N2 - Background J waves can be observed in individuals of the general population, but electrocardiographic characteristics are poorly understood. Objective The purpose of this study was to examine the J-wave dynamicity in a general patient population. Methods The responses of J waves (>0.1 mV above the isoelectric line in 2 contiguous leads) to varying RR intervals were analyzed. Patients with aborted sudden cardiac death, documented ventricular fibrillation, or a family history of sudden cardiac death were excluded. The J-wave amplitude was measured at baseline, in beats with short RR intervals in conducted atrial premature beats (APBs) or atrial stimulation during the electrophysiology study, and in the beats next to APBs with prolonged RR intervals. Results Mainly notched J waves were identified in 94 of 701 (24.5%) general patients (13.4%), and APBs were present in 23 of 94 (24.5%) patients. The mean baseline amplitude of J waves was 0.20 ± 0.06 mV at the baseline RR interval of 853 ± 152 ms, 0.25 ± 0.11 mV at the RR interval in the conducted APB of 545 ± 133 ms (P =.0018), and 0.19 ± 0.08 mV at the RR interval of 1146 ± 314 ms (P =.3102). The clinical characteristics were not different between patients with and without tachycardia-dependent augmentation of J waves. Augmentation of J waves was confirmed by the electrophysiology study: 0.28 ± 0.12 mV vs 0.42 ± 0.11 mV at baseline and in the beats of atrial stimulation, respectively (P =.0001). However, no bradycardia-dependent augmentation (>0.05 mV) was observed. Such tachycardia-dependent augmentation can represent depolarization abnormality rather than repolarization abnormality. Conclusion J waves in a general patient population were augmented at shorter RR intervals, but not at prolonged RR intervals. Mechanistically, conduction delay is most likely responsible for this.

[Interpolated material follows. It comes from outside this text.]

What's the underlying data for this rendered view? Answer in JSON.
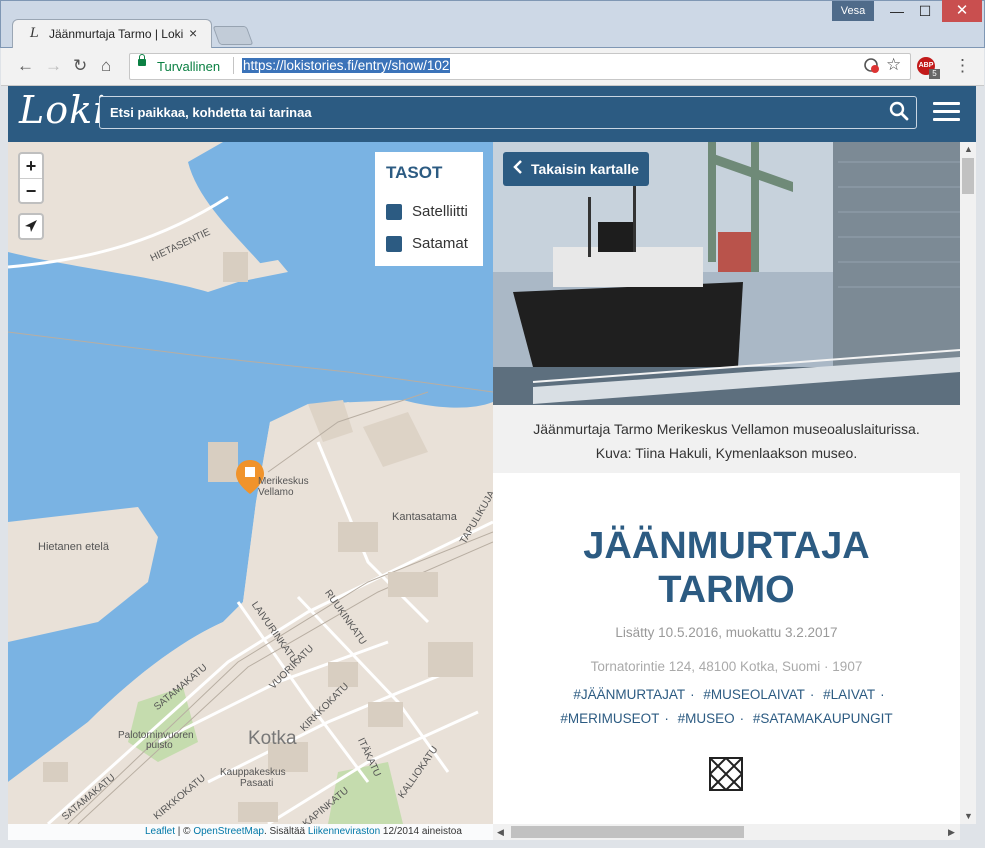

AB - Background J waves can be observed in individuals of the general population, but electrocardiographic characteristics are poorly understood. Objective The purpose of this study was to examine the J-wave dynamicity in a general patient population. Methods The responses of J waves (>0.1 mV above the isoelectric line in 2 contiguous leads) to varying RR intervals were analyzed. Patients with aborted sudden cardiac death, documented ventricular fibrillation, or a family history of sudden cardiac death were excluded. The J-wave amplitude was measured at baseline, in beats with short RR intervals in conducted atrial premature beats (APBs) or atrial stimulation during the electrophysiology study, and in the beats next to APBs with prolonged RR intervals. Results Mainly notched J waves were identified in 94 of 701 (24.5%) general patients (13.4%), and APBs were present in 23 of 94 (24.5%) patients. The mean baseline amplitude of J waves was 0.20 ± 0.06 mV at the baseline RR interval of 853 ± 152 ms, 0.25 ± 0.11 mV at the RR interval in the conducted APB of 545 ± 133 ms (P =.0018), and 0.19 ± 0.08 mV at the RR interval of 1146 ± 314 ms (P =.3102). The clinical characteristics were not different between patients with and without tachycardia-dependent augmentation of J waves. Augmentation of J waves was confirmed by the electrophysiology study: 0.28 ± 0.12 mV vs 0.42 ± 0.11 mV at baseline and in the beats of atrial stimulation, respectively (P =.0001). However, no bradycardia-dependent augmentation (>0.05 mV) was observed. Such tachycardia-dependent augmentation can represent depolarization abnormality rather than repolarization abnormality. Conclusion J waves in a general patient population were augmented at shorter RR intervals, but not at prolonged RR intervals. Mechanistically, conduction delay is most likely responsible for this.

KW - Conduction delay

KW - Earlyrepolarization

KW - J waves

KW - Ratedependency

UR - http://www.scopus.com/inward/record.url?scp=84921033693&partnerID=8YFLogxK

UR - http://www.scopus.com/inward/citedby.url?scp=84921033693&partnerID=8YFLogxK

U2 - 10.1016/j.hrthm.2014.11.010

DO - 10.1016/j.hrthm.2014.11.010

M3 - Article

C2 - 25460863

AN - SCOPUS:84921033693

VL - 12

SP - 376

EP - 383

JO - Heart Rhythm

JF - Heart Rhythm

SN - 1547-5271

IS - 2

ER -